---- THE DATA
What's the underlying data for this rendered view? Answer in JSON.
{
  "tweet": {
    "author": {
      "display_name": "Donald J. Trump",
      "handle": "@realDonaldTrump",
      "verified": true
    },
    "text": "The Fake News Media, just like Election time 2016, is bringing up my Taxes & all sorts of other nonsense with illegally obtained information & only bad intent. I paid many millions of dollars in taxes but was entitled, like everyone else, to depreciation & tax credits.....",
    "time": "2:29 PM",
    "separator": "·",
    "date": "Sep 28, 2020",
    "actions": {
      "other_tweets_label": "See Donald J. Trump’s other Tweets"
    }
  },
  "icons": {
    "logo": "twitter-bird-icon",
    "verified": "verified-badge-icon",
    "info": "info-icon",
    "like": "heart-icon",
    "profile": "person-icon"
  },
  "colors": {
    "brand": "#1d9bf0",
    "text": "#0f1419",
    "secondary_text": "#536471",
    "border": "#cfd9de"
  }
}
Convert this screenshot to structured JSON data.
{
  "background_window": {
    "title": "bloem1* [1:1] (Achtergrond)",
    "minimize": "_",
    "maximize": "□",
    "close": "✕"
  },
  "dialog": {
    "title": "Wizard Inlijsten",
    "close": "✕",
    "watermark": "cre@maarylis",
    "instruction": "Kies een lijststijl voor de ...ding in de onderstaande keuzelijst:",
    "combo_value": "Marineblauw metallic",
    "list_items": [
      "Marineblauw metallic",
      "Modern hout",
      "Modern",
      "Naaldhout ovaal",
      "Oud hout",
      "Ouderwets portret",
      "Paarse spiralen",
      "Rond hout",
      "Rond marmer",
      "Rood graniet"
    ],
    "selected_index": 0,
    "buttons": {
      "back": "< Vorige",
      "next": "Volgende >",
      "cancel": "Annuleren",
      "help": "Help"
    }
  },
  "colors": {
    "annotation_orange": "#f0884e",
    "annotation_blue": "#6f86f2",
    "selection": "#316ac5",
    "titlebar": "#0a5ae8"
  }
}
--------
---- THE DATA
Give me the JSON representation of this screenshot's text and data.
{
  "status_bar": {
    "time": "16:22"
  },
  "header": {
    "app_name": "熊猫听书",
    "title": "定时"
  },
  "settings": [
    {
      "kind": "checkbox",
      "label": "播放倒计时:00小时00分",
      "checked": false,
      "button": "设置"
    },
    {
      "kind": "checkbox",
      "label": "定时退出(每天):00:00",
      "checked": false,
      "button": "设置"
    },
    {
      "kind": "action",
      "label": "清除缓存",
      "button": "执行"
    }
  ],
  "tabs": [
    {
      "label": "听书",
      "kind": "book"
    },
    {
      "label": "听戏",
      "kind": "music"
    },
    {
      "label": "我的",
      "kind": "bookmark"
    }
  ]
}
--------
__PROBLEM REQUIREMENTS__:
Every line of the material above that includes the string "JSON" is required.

__ANSWER SPACE__:
What's the underlying data for this rendered view? Answer in JSON.
Convert this screenshot to structured JSON data.
Give me the JSON representation of this screenshot's text and data.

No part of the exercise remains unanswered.